[Task details] Could you copy the lines below exactly, leaving none out?
########
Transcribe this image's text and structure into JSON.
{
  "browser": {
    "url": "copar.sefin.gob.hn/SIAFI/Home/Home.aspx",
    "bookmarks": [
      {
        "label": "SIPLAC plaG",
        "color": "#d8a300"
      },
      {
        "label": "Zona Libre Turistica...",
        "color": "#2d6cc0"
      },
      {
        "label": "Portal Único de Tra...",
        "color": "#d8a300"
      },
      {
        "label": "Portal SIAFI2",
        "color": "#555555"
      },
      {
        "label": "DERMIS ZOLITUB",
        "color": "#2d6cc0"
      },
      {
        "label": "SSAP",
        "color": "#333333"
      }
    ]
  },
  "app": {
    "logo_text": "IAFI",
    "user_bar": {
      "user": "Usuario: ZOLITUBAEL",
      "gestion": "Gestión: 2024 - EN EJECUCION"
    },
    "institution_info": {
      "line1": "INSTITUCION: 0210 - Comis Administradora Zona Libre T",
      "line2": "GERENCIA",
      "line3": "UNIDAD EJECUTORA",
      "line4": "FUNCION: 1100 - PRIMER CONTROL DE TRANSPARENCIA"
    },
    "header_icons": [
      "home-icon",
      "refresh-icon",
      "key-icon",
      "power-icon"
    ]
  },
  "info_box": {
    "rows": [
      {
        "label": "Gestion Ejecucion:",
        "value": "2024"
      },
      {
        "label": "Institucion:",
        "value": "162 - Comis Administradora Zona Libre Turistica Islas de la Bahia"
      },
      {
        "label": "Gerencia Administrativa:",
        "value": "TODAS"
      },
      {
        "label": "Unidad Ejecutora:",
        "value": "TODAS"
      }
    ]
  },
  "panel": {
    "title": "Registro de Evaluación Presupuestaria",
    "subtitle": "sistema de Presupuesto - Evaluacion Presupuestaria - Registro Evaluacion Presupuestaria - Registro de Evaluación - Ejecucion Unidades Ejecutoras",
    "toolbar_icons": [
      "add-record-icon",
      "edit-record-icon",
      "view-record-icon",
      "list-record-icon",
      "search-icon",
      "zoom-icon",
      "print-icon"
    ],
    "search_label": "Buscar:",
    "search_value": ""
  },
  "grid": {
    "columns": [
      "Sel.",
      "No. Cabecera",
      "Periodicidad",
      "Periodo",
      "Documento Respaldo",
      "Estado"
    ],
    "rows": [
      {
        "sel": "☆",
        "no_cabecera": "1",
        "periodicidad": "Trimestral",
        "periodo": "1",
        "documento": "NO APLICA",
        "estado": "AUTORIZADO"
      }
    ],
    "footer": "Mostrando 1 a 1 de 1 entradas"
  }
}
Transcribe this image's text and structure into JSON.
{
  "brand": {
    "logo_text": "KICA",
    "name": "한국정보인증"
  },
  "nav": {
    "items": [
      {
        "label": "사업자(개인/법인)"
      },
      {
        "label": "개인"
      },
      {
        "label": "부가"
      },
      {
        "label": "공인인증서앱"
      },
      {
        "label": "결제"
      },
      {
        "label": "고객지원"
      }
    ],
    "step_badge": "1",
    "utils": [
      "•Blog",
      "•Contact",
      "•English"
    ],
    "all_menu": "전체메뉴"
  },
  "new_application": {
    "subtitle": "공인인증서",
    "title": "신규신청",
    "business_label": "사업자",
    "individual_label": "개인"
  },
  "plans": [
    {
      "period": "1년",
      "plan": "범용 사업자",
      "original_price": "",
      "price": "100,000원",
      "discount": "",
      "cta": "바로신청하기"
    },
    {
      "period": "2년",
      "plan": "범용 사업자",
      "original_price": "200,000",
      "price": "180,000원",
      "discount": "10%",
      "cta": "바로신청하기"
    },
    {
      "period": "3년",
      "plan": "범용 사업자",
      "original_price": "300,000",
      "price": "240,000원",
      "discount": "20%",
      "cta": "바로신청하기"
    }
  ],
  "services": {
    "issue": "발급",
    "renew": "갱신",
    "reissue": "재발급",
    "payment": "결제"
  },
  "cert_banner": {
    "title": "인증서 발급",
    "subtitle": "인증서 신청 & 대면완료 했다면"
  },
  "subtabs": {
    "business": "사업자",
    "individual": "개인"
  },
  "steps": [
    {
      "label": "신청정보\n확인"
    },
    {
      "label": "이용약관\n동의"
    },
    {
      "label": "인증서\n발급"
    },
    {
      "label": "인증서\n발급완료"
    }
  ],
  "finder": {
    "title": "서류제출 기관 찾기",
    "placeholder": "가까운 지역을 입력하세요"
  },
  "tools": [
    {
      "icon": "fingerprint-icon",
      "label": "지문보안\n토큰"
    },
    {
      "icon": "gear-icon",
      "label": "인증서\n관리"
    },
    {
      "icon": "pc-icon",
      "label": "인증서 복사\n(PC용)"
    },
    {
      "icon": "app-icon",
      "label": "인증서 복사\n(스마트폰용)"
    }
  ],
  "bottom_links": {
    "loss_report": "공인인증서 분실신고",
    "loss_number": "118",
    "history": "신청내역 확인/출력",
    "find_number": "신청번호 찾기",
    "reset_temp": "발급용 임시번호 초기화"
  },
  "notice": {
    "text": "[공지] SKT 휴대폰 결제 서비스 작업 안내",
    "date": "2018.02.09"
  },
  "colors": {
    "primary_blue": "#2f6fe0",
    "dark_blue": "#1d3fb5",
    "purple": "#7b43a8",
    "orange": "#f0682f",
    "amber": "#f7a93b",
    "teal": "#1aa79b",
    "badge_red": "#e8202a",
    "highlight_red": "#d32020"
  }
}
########
[Final answer]
Transcribe this image's text and structure into JSON.
{
  "browser": {
    "url": "copar.sefin.gob.hn/SIAFI/Home/Home.aspx",
    "bookmarks": [
      {
        "label": "SIPLAC plaG",
        "color": "#d8a300"
      },
      {
        "label": "Zona Libre Turistica...",
        "color": "#2d6cc0"
      },
      {
        "label": "Portal Único de Tra...",
        "color": "#d8a300"
      },
      {
        "label": "Portal SIAFI2",
        "color": "#555555"
      },
      {
        "label": "DERMIS ZOLITUB",
        "color": "#2d6cc0"
      },
      {
        "label": "SSAP",
        "color": "#333333"
      }
    ]
  },
  "app": {
    "logo_text": "IAFI",
    "user_bar": {
      "user": "Usuario: ZOLITUBAEL",
      "gestion": "Gestión: 2024 - EN EJECUCION"
    },
    "institution_info": {
      "line1": "INSTITUCION: 0210 - Comis Administradora Zona Libre T",
      "line2": "GERENCIA",
      "line3": "UNIDAD EJECUTORA",
      "line4": "FUNCION: 1100 - PRIMER CONTROL DE TRANSPARENCIA"
    },
    "header_icons": [
      "home-icon",
      "refresh-icon",
      "key-icon",
      "power-icon"
    ]
  },
  "info_box": {
    "rows": [
      {
        "label": "Gestion Ejecucion:",
        "value": "2024"
      },
      {
        "label": "Institucion:",
        "value": "162 - Comis Administradora Zona Libre Turistica Islas de la Bahia"
      },
      {
        "label": "Gerencia Administrativa:",
        "value": "TODAS"
      },
      {
        "label": "Unidad Ejecutora:",
        "value": "TODAS"
      }
    ]
  },
  "panel": {
    "title": "Registro de Evaluación Presupuestaria",
    "subtitle": "sistema de Presupuesto - Evaluacion Presupuestaria - Registro Evaluacion Presupuestaria - Registro de Evaluación - Ejecucion Unidades Ejecutoras",
    "toolbar_icons": [
      "add-record-icon",
      "edit-record-icon",
      "view-record-icon",
      "list-record-icon",
      "search-icon",
      "zoom-icon",
      "print-icon"
    ],
    "search_label": "Buscar:",
    "search_value": ""
  },
  "grid": {
    "columns": [
      "Sel.",
      "No. Cabecera",
      "Periodicidad",
      "Periodo",
      "Documento Respaldo",
      "Estado"
    ],
    "rows": [
      {
        "sel": "☆",
        "no_cabecera": "1",
        "periodicidad": "Trimestral",
        "periodo": "1",
        "documento": "NO APLICA",
        "estado": "AUTORIZADO"
      }
    ],
    "footer": "Mostrando 1 a 1 de 1 entradas"
  }
}
Transcribe this image's text and structure into JSON.
{
  "brand": {
    "logo_text": "KICA",
    "name": "한국정보인증"
  },
  "nav": {
    "items": [
      {
        "label": "사업자(개인/법인)"
      },
      {
        "label": "개인"
      },
      {
        "label": "부가"
      },
      {
        "label": "공인인증서앱"
      },
      {
        "label": "결제"
      },
      {
        "label": "고객지원"
      }
    ],
    "step_badge": "1",
    "utils": [
      "•Blog",
      "•Contact",
      "•English"
    ],
    "all_menu": "전체메뉴"
  },
  "new_application": {
    "subtitle": "공인인증서",
    "title": "신규신청",
    "business_label": "사업자",
    "individual_label": "개인"
  },
  "plans": [
    {
      "period": "1년",
      "plan": "범용 사업자",
      "original_price": "",
      "price": "100,000원",
      "discount": "",
      "cta": "바로신청하기"
    },
    {
      "period": "2년",
      "plan": "범용 사업자",
      "original_price": "200,000",
      "price": "180,000원",
      "discount": "10%",
      "cta": "바로신청하기"
    },
    {
      "period": "3년",
      "plan": "범용 사업자",
      "original_price": "300,000",
      "price": "240,000원",
      "discount": "20%",
      "cta": "바로신청하기"
    }
  ],
  "services": {
    "issue": "발급",
    "renew": "갱신",
    "reissue": "재발급",
    "payment": "결제"
  },
  "cert_banner": {
    "title": "인증서 발급",
    "subtitle": "인증서 신청 & 대면완료 했다면"
  },
  "subtabs": {
    "business": "사업자",
    "individual": "개인"
  },
  "steps": [
    {
      "label": "신청정보\n확인"
    },
    {
      "label": "이용약관\n동의"
    },
    {
      "label": "인증서\n발급"
    },
    {
      "label": "인증서\n발급완료"
    }
  ],
  "finder": {
    "title": "서류제출 기관 찾기",
    "placeholder": "가까운 지역을 입력하세요"
  },
  "tools": [
    {
      "icon": "fingerprint-icon",
      "label": "지문보안\n토큰"
    },
    {
      "icon": "gear-icon",
      "label": "인증서\n관리"
    },
    {
      "icon": "pc-icon",
      "label": "인증서 복사\n(PC용)"
    },
    {
      "icon": "app-icon",
      "label": "인증서 복사\n(스마트폰용)"
    }
  ],
  "bottom_links": {
    "loss_report": "공인인증서 분실신고",
    "loss_number": "118",
    "history": "신청내역 확인/출력",
    "find_number": "신청번호 찾기",
    "reset_temp": "발급용 임시번호 초기화"
  },
  "notice": {
    "text": "[공지] SKT 휴대폰 결제 서비스 작업 안내",
    "date": "2018.02.09"
  },
  "colors": {
    "primary_blue": "#2f6fe0",
    "dark_blue": "#1d3fb5",
    "purple": "#7b43a8",
    "orange": "#f0682f",
    "amber": "#f7a93b",
    "teal": "#1aa79b",
    "badge_red": "#e8202a",
    "highlight_red": "#d32020"
  }
}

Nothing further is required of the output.